(Page and application data records)

⁂

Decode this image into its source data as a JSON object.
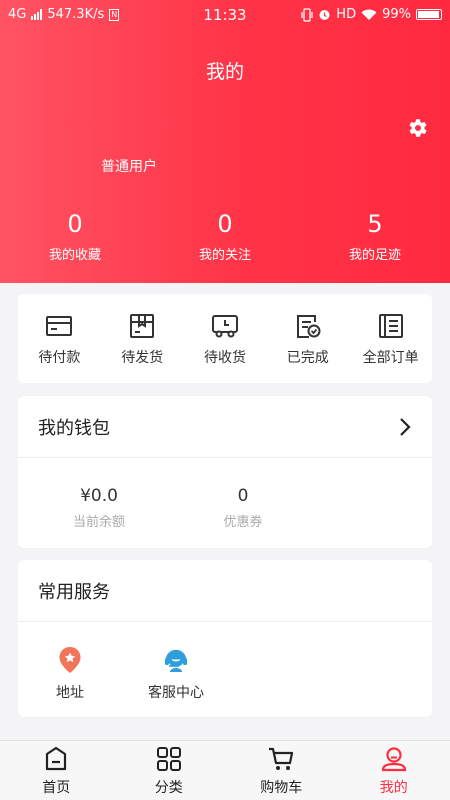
{
  "status_bar": {
    "network": "4G",
    "speed": "547.3K/s",
    "nfc": "N",
    "time": "11:33",
    "hd": "HD",
    "battery": "99%"
  },
  "header": {
    "title": "我的",
    "user_level": "普通用户",
    "stats": [
      {
        "value": "0",
        "label": "我的收藏"
      },
      {
        "value": "0",
        "label": "我的关注"
      },
      {
        "value": "5",
        "label": "我的足迹"
      }
    ]
  },
  "orders": [
    {
      "label": "待付款",
      "icon": "card-icon"
    },
    {
      "label": "待发货",
      "icon": "box-icon"
    },
    {
      "label": "待收货",
      "icon": "truck-icon"
    },
    {
      "label": "已完成",
      "icon": "done-icon"
    },
    {
      "label": "全部订单",
      "icon": "list-icon"
    }
  ],
  "wallet": {
    "title": "我的钱包",
    "balance": {
      "value": "¥0.0",
      "label": "当前余额"
    },
    "coupons": {
      "value": "0",
      "label": "优惠券"
    }
  },
  "services": {
    "title": "常用服务",
    "items": [
      {
        "label": "地址",
        "icon": "location-pin-icon",
        "color": "#f2755a"
      },
      {
        "label": "客服中心",
        "icon": "headset-icon",
        "color": "#2e9fdc"
      }
    ]
  },
  "tabbar": {
    "items": [
      {
        "label": "首页",
        "icon": "home-icon"
      },
      {
        "label": "分类",
        "icon": "grid-icon"
      },
      {
        "label": "购物车",
        "icon": "cart-icon"
      },
      {
        "label": "我的",
        "icon": "profile-icon"
      }
    ],
    "active_color": "#ff2d3f"
  },
  "colors": {
    "header_start": "#ff5363",
    "header_end": "#ff2a40"
  }
}
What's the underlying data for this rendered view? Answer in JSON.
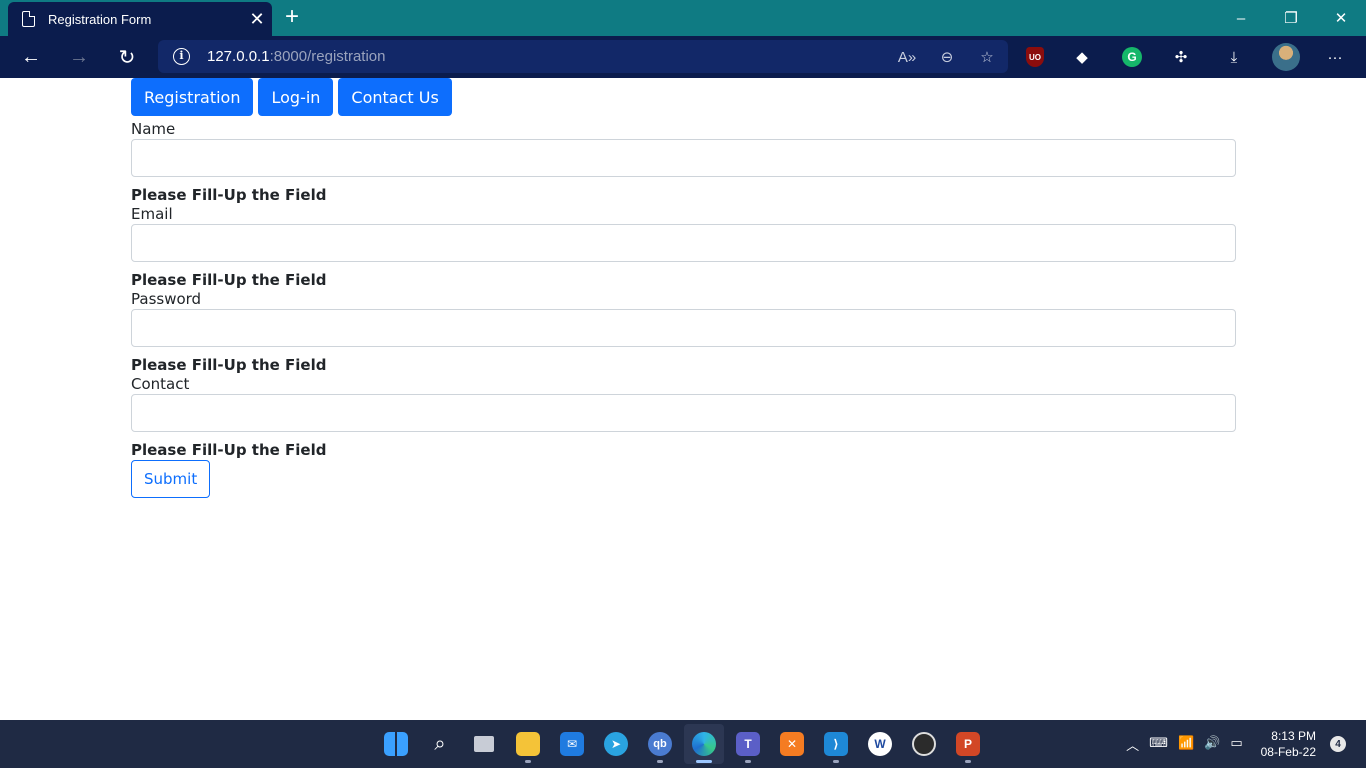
{
  "browser": {
    "tab_title": "Registration Form",
    "tab_close": "✕",
    "new_tab": "+",
    "url_host": "127.0.0.1",
    "url_path": ":8000/registration",
    "window_controls": [
      "–",
      "❐",
      "✕"
    ],
    "extensions": [
      "uBlock Origin",
      "extension",
      "Grammarly",
      "extensions",
      "downloads",
      "profile",
      "more"
    ]
  },
  "page": {
    "nav": [
      "Registration",
      "Log-in",
      "Contact Us"
    ],
    "fields": [
      {
        "label": "Name",
        "value": "",
        "error": "Please Fill-Up the Field"
      },
      {
        "label": "Email",
        "value": "",
        "error": "Please Fill-Up the Field"
      },
      {
        "label": "Password",
        "value": "",
        "error": "Please Fill-Up the Field"
      },
      {
        "label": "Contact",
        "value": "",
        "error": "Please Fill-Up the Field"
      }
    ],
    "submit_label": "Submit"
  },
  "taskbar": {
    "apps": [
      "start",
      "search",
      "task-view",
      "file-explorer",
      "mail",
      "telegram",
      "qbittorrent",
      "edge",
      "teams",
      "xampp",
      "vscode",
      "app",
      "obs",
      "powerpoint"
    ],
    "time": "8:13 PM",
    "date": "08-Feb-22",
    "notifications": "4"
  },
  "colors": {
    "accent": "#0d6efd",
    "tabbar": "#0f7b83",
    "navbar": "#0b1c4d",
    "taskbar": "#1f2a44"
  }
}
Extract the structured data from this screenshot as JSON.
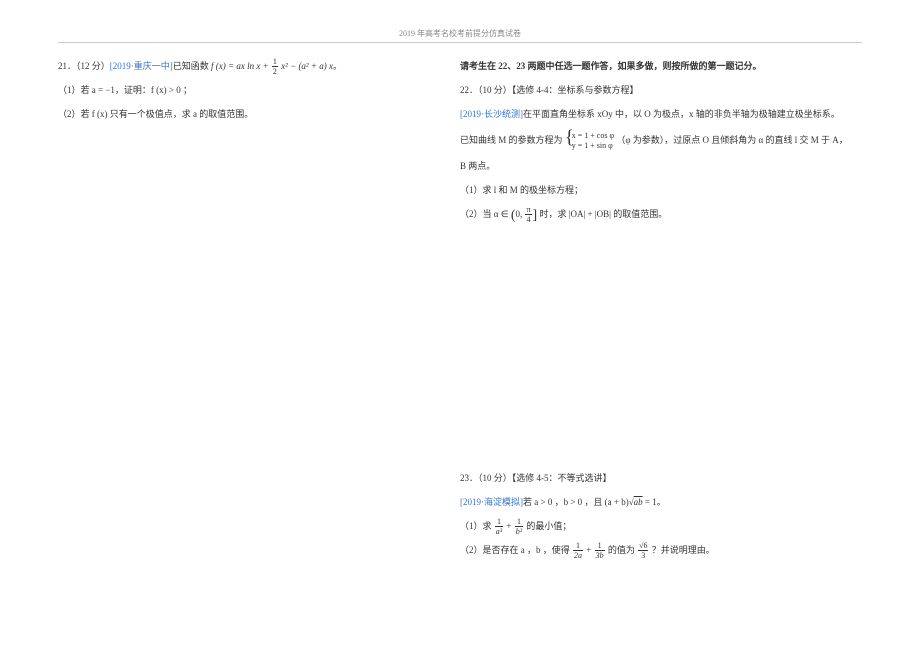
{
  "header": "2019 年高考名校考前提分仿真试卷",
  "left": {
    "q21": {
      "problem_prefix": "21．（12 分）",
      "source": "[2019·重庆一中]",
      "problem_mid": "已知函数",
      "func": "f (x) = ax ln x +",
      "half_num": "1",
      "half_den": "2",
      "func_tail": "x² − (a² + a) x",
      "dot": "。",
      "part1": "（1）若 a = −1，证明：f (x) > 0 ；",
      "part2": "（2）若 f (x) 只有一个极值点，求 a 的取值范围。"
    }
  },
  "right": {
    "notice": "请考生在 22、23 两题中任选一题作答，如果多做，则按所做的第一题记分。",
    "q22": {
      "header": "22．（10 分）【选修 4-4：坐标系与参数方程】",
      "source": "[2019·长沙统测]",
      "l1_tail": "在平面直角坐标系 xOy 中，以 O 为极点，x 轴的非负半轴为极轴建立极坐标系。",
      "l2_prefix": "已知曲线 M 的参数方程为",
      "param_x": "x = 1 + cos φ",
      "param_y": "y = 1 + sin φ",
      "l2_tail": "（φ 为参数），过原点 O 且倾斜角为 α 的直线 l 交 M 于 A，",
      "l3": "B 两点。",
      "part1": "（1）求 l 和 M 的极坐标方程；",
      "part2_before": "（2）当 α ∈",
      "range_left": "(",
      "range_inner_a": "0,",
      "range_pi_num": "π",
      "range_pi_den": "4",
      "range_right": "]",
      "part2_after": " 时，求 |OA| + |OB| 的取值范围。"
    },
    "q23": {
      "header": "23．（10 分）【选修 4-5：不等式选讲】",
      "source": "[2019·海淀模拟]",
      "l1_tail": "若 a > 0 ，b > 0 ，且 (a + b)",
      "sqrt": "√",
      "sqrt_inner": "ab",
      "eq1": " = 1。",
      "part1_before": "（1）求",
      "p1_t1_num": "1",
      "p1_t1_den": "a³",
      "plus": " + ",
      "p1_t2_num": "1",
      "p1_t2_den": "b³",
      "part1_after": " 的最小值；",
      "part2_before": "（2）是否存在 a ，b ，使得",
      "p2_t1_num": "1",
      "p2_t1_den": "2a",
      "p2_t2_num": "1",
      "p2_t2_den": "3b",
      "part2_mid": " 的值为",
      "p2_rhs_num": "√6",
      "p2_rhs_den": "3",
      "part2_after": " ？并说明理由。"
    }
  }
}
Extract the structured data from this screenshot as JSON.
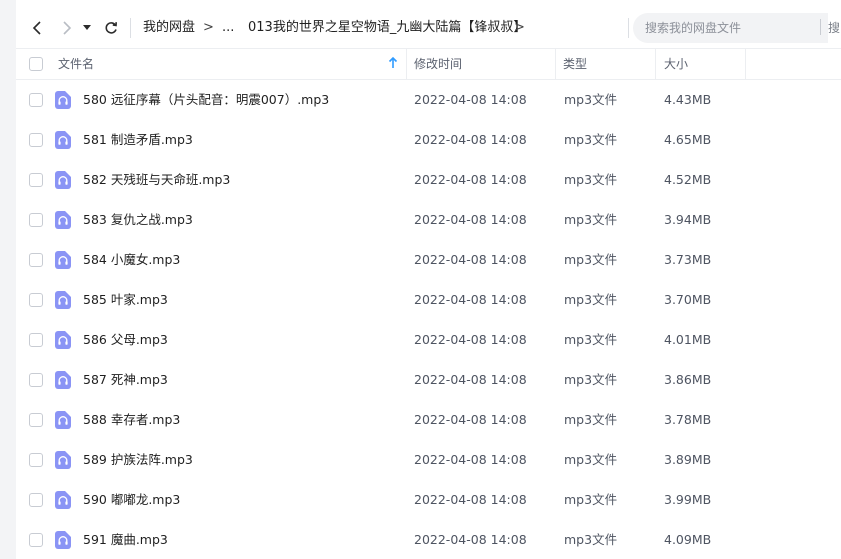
{
  "toolbar": {
    "breadcrumb": {
      "root": "我的网盘",
      "separator": ">",
      "ellipsis": "...",
      "current": "013我的世界之星空物语_九幽大陆篇【锋叔叔】",
      "trailing_separator": ">"
    },
    "search": {
      "placeholder": "搜索我的网盘文件",
      "more": "搜"
    }
  },
  "columns": {
    "name": "文件名",
    "modified": "修改时间",
    "type": "类型",
    "size": "大小"
  },
  "colors": {
    "accent": "#2f9bff",
    "icon": "#8a94f5"
  },
  "rows": [
    {
      "name": "580 远征序幕（片头配音：明震007）.mp3",
      "modified": "2022-04-08 14:08",
      "type": "mp3文件",
      "size": "4.43MB"
    },
    {
      "name": "581 制造矛盾.mp3",
      "modified": "2022-04-08 14:08",
      "type": "mp3文件",
      "size": "4.65MB"
    },
    {
      "name": "582 天残班与天命班.mp3",
      "modified": "2022-04-08 14:08",
      "type": "mp3文件",
      "size": "4.52MB"
    },
    {
      "name": "583 复仇之战.mp3",
      "modified": "2022-04-08 14:08",
      "type": "mp3文件",
      "size": "3.94MB"
    },
    {
      "name": "584 小魔女.mp3",
      "modified": "2022-04-08 14:08",
      "type": "mp3文件",
      "size": "3.73MB"
    },
    {
      "name": "585 叶家.mp3",
      "modified": "2022-04-08 14:08",
      "type": "mp3文件",
      "size": "3.70MB"
    },
    {
      "name": "586 父母.mp3",
      "modified": "2022-04-08 14:08",
      "type": "mp3文件",
      "size": "4.01MB"
    },
    {
      "name": "587 死神.mp3",
      "modified": "2022-04-08 14:08",
      "type": "mp3文件",
      "size": "3.86MB"
    },
    {
      "name": "588 幸存者.mp3",
      "modified": "2022-04-08 14:08",
      "type": "mp3文件",
      "size": "3.78MB"
    },
    {
      "name": "589 护族法阵.mp3",
      "modified": "2022-04-08 14:08",
      "type": "mp3文件",
      "size": "3.89MB"
    },
    {
      "name": "590 嘟嘟龙.mp3",
      "modified": "2022-04-08 14:08",
      "type": "mp3文件",
      "size": "3.99MB"
    },
    {
      "name": "591 魔曲.mp3",
      "modified": "2022-04-08 14:08",
      "type": "mp3文件",
      "size": "4.09MB"
    }
  ]
}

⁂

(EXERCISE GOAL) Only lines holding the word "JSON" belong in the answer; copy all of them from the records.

(RESPONSE TO THIS EXERCISE)
Decode this image into its source data as a JSON object.
What's the underlying data for this rendered view? Answer in JSON.
Extract the structured data from this screenshot as JSON.
Extract the structured data from this screenshot as JSON.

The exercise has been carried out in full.